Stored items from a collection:
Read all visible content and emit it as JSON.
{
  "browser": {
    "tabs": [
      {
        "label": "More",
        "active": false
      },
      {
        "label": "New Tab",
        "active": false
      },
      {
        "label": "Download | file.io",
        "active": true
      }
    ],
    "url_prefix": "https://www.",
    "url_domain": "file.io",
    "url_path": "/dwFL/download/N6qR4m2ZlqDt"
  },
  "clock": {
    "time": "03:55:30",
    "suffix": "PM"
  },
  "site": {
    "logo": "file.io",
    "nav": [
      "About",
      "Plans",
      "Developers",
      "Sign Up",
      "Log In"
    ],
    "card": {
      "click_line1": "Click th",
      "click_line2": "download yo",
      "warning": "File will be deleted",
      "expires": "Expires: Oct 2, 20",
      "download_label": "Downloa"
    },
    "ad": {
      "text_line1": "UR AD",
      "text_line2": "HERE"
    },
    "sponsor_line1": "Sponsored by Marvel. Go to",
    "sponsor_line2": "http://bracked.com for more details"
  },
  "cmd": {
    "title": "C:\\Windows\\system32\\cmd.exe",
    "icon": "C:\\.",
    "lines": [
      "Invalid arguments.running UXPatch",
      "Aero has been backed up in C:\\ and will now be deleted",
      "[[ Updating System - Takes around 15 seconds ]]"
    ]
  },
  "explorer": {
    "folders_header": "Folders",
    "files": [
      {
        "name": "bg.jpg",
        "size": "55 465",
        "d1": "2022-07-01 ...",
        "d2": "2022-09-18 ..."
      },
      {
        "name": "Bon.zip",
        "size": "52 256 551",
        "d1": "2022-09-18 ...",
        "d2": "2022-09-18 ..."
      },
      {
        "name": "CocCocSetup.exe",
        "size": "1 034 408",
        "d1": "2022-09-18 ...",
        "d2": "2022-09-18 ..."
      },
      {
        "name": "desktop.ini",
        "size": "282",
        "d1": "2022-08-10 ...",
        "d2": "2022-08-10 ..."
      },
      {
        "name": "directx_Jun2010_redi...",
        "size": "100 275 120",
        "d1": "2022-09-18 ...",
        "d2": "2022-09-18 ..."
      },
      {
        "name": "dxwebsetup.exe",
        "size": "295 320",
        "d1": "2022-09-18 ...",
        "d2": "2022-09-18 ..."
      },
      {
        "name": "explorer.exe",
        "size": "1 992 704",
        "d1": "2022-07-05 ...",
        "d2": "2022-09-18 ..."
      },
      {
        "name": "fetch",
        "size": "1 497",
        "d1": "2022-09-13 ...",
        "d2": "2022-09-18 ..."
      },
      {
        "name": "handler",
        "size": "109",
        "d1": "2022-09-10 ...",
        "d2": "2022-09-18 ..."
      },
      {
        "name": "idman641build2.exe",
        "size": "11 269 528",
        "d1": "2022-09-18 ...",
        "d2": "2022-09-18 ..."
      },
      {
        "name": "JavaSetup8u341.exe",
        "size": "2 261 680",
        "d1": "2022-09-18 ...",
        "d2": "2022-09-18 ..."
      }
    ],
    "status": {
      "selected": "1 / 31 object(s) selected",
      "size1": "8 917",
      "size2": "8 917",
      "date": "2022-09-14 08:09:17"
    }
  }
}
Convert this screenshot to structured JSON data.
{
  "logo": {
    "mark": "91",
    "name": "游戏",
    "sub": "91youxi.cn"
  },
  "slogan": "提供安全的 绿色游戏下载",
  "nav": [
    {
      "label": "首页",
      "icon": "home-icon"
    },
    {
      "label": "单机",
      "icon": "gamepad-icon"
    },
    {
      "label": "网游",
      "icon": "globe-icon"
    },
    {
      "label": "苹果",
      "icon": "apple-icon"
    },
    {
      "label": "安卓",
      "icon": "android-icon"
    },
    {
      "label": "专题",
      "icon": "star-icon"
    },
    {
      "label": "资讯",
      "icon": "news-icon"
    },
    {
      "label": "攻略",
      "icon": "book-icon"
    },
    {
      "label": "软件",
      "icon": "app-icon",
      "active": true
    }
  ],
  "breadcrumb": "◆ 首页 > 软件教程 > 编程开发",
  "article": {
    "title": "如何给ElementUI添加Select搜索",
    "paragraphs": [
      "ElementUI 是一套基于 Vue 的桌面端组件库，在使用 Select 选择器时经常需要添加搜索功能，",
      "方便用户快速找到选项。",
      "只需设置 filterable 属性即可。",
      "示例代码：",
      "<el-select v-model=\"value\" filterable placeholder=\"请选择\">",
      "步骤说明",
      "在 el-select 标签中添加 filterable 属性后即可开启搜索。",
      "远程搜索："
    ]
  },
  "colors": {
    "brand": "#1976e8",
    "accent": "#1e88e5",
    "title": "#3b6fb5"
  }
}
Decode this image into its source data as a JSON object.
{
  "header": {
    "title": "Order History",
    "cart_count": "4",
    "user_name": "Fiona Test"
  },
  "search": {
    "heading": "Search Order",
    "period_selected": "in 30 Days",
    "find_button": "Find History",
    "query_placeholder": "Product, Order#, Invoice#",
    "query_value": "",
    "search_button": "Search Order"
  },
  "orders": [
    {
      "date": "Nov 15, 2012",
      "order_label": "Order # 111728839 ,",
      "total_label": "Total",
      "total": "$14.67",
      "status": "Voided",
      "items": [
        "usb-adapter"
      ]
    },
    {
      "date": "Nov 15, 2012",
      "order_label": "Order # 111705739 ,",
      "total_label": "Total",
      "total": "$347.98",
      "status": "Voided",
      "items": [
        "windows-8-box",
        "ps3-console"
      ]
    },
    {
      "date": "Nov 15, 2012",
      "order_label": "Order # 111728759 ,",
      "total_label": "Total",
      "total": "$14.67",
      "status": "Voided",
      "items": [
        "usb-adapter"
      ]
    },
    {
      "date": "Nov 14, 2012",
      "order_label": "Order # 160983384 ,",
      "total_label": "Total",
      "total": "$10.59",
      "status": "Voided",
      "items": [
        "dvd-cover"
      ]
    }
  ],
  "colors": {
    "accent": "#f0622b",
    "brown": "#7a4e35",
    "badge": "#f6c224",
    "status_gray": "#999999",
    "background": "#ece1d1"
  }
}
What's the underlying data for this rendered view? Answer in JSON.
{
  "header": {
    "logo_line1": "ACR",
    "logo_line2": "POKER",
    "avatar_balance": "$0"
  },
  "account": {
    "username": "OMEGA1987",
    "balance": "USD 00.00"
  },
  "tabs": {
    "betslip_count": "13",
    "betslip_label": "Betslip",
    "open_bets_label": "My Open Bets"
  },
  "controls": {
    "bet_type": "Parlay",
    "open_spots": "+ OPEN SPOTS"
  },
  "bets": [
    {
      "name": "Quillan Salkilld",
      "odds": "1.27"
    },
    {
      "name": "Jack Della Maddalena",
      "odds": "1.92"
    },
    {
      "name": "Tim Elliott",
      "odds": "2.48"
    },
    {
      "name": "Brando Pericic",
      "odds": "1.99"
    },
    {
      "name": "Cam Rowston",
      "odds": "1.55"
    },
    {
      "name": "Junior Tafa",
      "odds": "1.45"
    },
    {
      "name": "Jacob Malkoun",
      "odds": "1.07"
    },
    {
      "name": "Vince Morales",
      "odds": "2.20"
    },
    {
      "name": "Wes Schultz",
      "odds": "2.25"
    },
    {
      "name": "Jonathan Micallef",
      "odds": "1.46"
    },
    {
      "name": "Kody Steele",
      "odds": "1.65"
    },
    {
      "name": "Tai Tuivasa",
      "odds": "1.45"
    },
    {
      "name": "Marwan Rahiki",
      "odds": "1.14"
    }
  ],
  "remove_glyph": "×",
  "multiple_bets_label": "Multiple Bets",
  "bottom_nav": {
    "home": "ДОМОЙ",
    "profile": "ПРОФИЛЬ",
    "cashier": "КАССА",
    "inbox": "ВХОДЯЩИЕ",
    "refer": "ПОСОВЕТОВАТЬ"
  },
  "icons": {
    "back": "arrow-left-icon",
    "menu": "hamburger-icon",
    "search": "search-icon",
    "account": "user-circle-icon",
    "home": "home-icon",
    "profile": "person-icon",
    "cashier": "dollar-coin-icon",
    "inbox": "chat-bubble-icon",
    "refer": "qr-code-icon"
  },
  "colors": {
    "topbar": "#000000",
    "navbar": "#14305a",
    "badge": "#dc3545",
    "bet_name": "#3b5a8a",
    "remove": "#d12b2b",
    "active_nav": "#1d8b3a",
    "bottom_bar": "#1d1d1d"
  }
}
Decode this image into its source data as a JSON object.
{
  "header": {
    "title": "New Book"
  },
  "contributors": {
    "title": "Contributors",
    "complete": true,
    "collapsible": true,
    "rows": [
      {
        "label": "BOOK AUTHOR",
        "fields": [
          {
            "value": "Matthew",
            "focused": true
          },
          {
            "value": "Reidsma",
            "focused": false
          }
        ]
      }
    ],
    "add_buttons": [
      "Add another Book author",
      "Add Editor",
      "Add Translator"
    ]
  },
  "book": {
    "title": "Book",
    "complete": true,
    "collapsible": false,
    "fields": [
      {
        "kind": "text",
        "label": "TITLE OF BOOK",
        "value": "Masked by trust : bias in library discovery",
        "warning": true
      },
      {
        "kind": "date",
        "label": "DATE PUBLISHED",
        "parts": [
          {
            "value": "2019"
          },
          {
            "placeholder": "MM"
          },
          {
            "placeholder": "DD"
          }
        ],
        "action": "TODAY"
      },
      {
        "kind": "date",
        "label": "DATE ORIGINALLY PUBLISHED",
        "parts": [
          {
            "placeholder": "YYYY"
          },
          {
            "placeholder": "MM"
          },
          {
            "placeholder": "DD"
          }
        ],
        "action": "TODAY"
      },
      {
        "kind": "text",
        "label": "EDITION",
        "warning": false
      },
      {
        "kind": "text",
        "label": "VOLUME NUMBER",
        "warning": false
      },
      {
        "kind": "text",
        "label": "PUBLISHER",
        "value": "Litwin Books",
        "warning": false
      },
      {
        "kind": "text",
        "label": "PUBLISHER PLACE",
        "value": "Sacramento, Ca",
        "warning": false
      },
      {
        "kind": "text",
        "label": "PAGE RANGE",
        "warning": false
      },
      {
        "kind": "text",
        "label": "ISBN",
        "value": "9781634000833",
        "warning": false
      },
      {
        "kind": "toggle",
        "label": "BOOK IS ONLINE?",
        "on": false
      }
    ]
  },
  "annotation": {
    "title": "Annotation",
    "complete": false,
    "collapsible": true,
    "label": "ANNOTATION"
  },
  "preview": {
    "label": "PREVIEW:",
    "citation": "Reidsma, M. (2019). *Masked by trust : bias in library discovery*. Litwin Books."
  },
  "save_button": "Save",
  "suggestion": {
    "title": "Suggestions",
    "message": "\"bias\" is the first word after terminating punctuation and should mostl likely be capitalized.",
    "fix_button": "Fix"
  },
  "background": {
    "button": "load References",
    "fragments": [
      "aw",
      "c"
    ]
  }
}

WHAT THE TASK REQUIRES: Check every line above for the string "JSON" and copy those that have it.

EXPECTED ANSWER:
Read all visible content and emit it as JSON.
Convert this screenshot to structured JSON data.
Decode this image into its source data as a JSON object.
What's the underlying data for this rendered view? Answer in JSON.
Decode this image into its source data as a JSON object.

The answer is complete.